Inspector-General of Police (IGP) Mohammed Adamu on Monday ordered that entry requirements be waved for applicants into the constable cadre of the Nigeria Police, The Nation learnt last night.
The police yesterday kicked-off the screening of applicants for 10,000 slots nationwide.
President Muhammadu Buhari, had declared that an additional 40, 000 policemen would be added to the NPF in phases of 10,000 over a period of four years.
Force Public Relations Officer Frank Mba had explained that all applicants were expected to appear at the screening centres with their duly completed guarantors forms, National Identity Numbers (NIN); original and duplicate copies of their credentials, comprising O’ Level results, certificates of origin and birth or declaration of age.
During the screening yesterday, spokesman of one of the state Police commands had said that applicants with bad dentition, bow legs, knock-knees, flat foot, married women or expectant mother would be shut out.
He also said that persons not within the 17-25 age bracket, as well as those below 1.5 feet tall for women and 1.7ft for men, would be screened out.
But in a police signal sighted last night by The Nation, the IG directed that no candidate should be disqualified irrespective of their physical appearance, age and qualification.
Adamu said all applicants who successfully submitted their applications online should be attended to by the screening committees of the state commands.
The police wireless message from NIGPOL DTD Abuja addressed you ad-hoc physical screening team heads all states/Fct S in part, “X Ingenpol directs you to attend to all applicants X who successfully submitted their online applications X to police recruitment portal X irrespective of their physical appearance X age X qualification X you have not disqualified any applicant for any reason whatsoever.
Reports of the screening from Lagos, Ogun, Oyo, Imo, Benue and Gombe states showed massive turnout and adherence to the COVID-19 protocols by the applicants who were all decked in white shorts and T-shirts.
Other states that recorded an impressive number of applicants were Anambra, Cross River, Akwa Ibom, Kano, Plateau and Borno.
Over 14,000 applicants turned up for the exercise in Lagos, Ogun and Ondo state Police Commands while 15,000 did in Gombe State where only 132 slots are expected to be filled.
The number of those at the FCT, Imo and Benue screening centres could not be determined.
The Nation gathered that in Lagos where the exercise began at 9 am, some candidates from Agege and Ajeromi Ifelodun Local Government Areas, were overage while many had incomplete documents.

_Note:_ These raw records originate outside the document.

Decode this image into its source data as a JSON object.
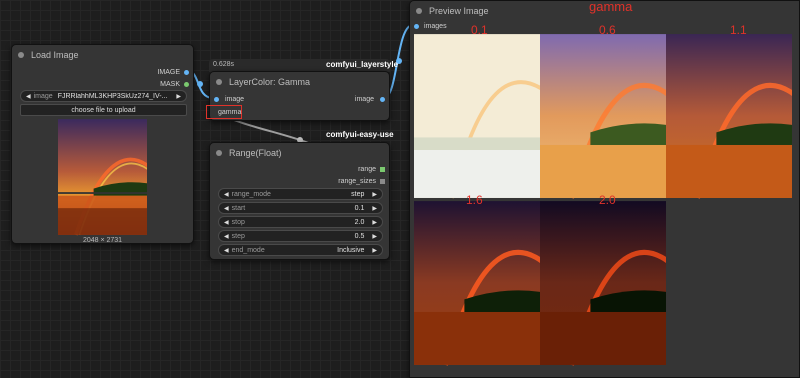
{
  "load_image": {
    "title": "Load Image",
    "out_image": "IMAGE",
    "out_mask": "MASK",
    "image_widget_label": "image",
    "image_widget_value": "FJRRlahhML3KHP3SkUz274_IV-...",
    "upload_label": "choose file to upload",
    "dims": "2048 × 2731"
  },
  "layercolor": {
    "timing": "0.628s",
    "group": "comfyui_layerstyle",
    "title": "LayerColor: Gamma",
    "in_image": "image",
    "out_image": "image",
    "in_gamma": "gamma"
  },
  "range": {
    "group": "comfyui-easy-use",
    "title": "Range(Float)",
    "out_range": "range",
    "out_range_sizes": "range_sizes",
    "widgets": [
      {
        "label": "range_mode",
        "value": "step"
      },
      {
        "label": "start",
        "value": "0.1"
      },
      {
        "label": "stop",
        "value": "2.0"
      },
      {
        "label": "step",
        "value": "0.5"
      },
      {
        "label": "end_mode",
        "value": "Inclusive"
      }
    ]
  },
  "preview": {
    "title": "Preview Image",
    "in_images": "images",
    "annotation": "gamma",
    "gamma_labels": [
      "0.1",
      "0.6",
      "1.1",
      "1.6",
      "2.0"
    ]
  },
  "colors": {
    "node_bg": "#353535",
    "canvas_bg": "#1e1e1e",
    "link_blue": "#64b5f6",
    "link_gray": "#9e9e9e",
    "accent_red": "#e0322a",
    "port_green": "#7bc96f"
  }
}
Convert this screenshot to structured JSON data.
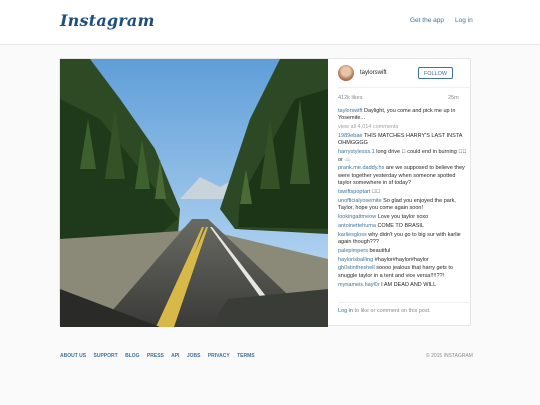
{
  "header": {
    "logo": "Instagram",
    "get_app": "Get the app",
    "login": "Log in"
  },
  "post": {
    "username": "taylorswift",
    "follow_label": "FOLLOW",
    "likes": "412k likes",
    "age": "25m",
    "caption": {
      "user": "taylorswift",
      "text": "Daylight, you come and pick me up in Yosemite..."
    },
    "view_all": "view all 4,014 comments",
    "comments": [
      {
        "user": "1989ebae",
        "text": "THIS MATCHES HARRY'S LAST INSTA OHMGGGG"
      },
      {
        "user": "harrystylesss.1",
        "text": "long drive ⃞ could end in burning ⃞⃞ or ☁️"
      },
      {
        "user": "prank.me.daddy.hs",
        "text": "are we supposed to believe they were together yesterday when someone spotted taylor somewhere in sf today?"
      },
      {
        "user": "tswiftspoptart",
        "text": "⃞⃞"
      },
      {
        "user": "unofficialyosemite",
        "text": "So glad you enjoyed the park, Taylor, hope you come again soon!"
      },
      {
        "user": "lookingattmeow",
        "text": "Love you taylor xoxo"
      },
      {
        "user": "antoinettehuma",
        "text": "COME TO BRASIL"
      },
      {
        "user": "karliesgloss",
        "text": "why didn't you go to big sur with karlie again though???"
      },
      {
        "user": "palepimpers",
        "text": "beautiful"
      },
      {
        "user": "haylorisbalIing",
        "text": "#haylor#haylor#haylor"
      },
      {
        "user": "gh0stintheshell",
        "text": "soooo jealous that harry gets to snuggle taylor in a tent and vice versa!!!!??!"
      },
      {
        "user": "mynameis.hayl0r",
        "text": "I AM DEAD AND WILL"
      }
    ],
    "login_prompt": {
      "link": "Log in",
      "text": "to like or comment on this post."
    }
  },
  "footer": {
    "links": [
      "ABOUT US",
      "SUPPORT",
      "BLOG",
      "PRESS",
      "API",
      "JOBS",
      "PRIVACY",
      "TERMS"
    ],
    "copyright": "© 2015 INSTAGRAM"
  }
}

The Commissioner of Police (CP) Hakeem Odumosu had earlier advised members of the screening committee to maintain professionalism and adhere strictly to the guidelines issued by the Force Headquarters on the conduct of the exercise.
Odumosu, after addressing the committee headed by Deputy Commissioner Bankole Sikiru, admonished the applicants to be wary of recruitment scammers.
Odumosu emphasised that recruitment into the police was free and enjoined the applicants to call 08100004507 for complaints.
In Abuja, the FCT Command Public Relations Officer, Anjuguri Manzah, advised the candidates to attend on different days according to their council areas.
Candidates in Abuja Municipal Area Council will end their screening at the POWA International School, Area 11 Garki today. Those in Abaji will commence theirs tomorrow and end of Thursday while Bwari applicants will have their turn August 28th and 29.
Those in Gwagwalada are scheduled for August 31 to September 2 and Kuje applicants will attend September 2 and 3. Kwali will be on September 4 and 5.
In Ogun, about 4,800 applied for the job with those from Abeokuta North and South local government areas applicants screened on Monday.
Gombe State Deputy Commissioner of Police Aliyu Adamu said the recruitment began smoothly but was interrupted when their internet gave way to heavy traffic.
“We had to slow down a bit because there was an interruption in the internet. Initially, we started with two computers but I have to request for one more so that we could hasten the work,” Adamu added.
Outside the venue of the screening centre, a large number of applicants who spoke with The Nation expressed their frustration with the slow pace of the process.
“We have been here since 7 am and this is 4 pm. Many of us are still outside waiting for our screening,” One of the applicants who gave his name simply as Umaru said.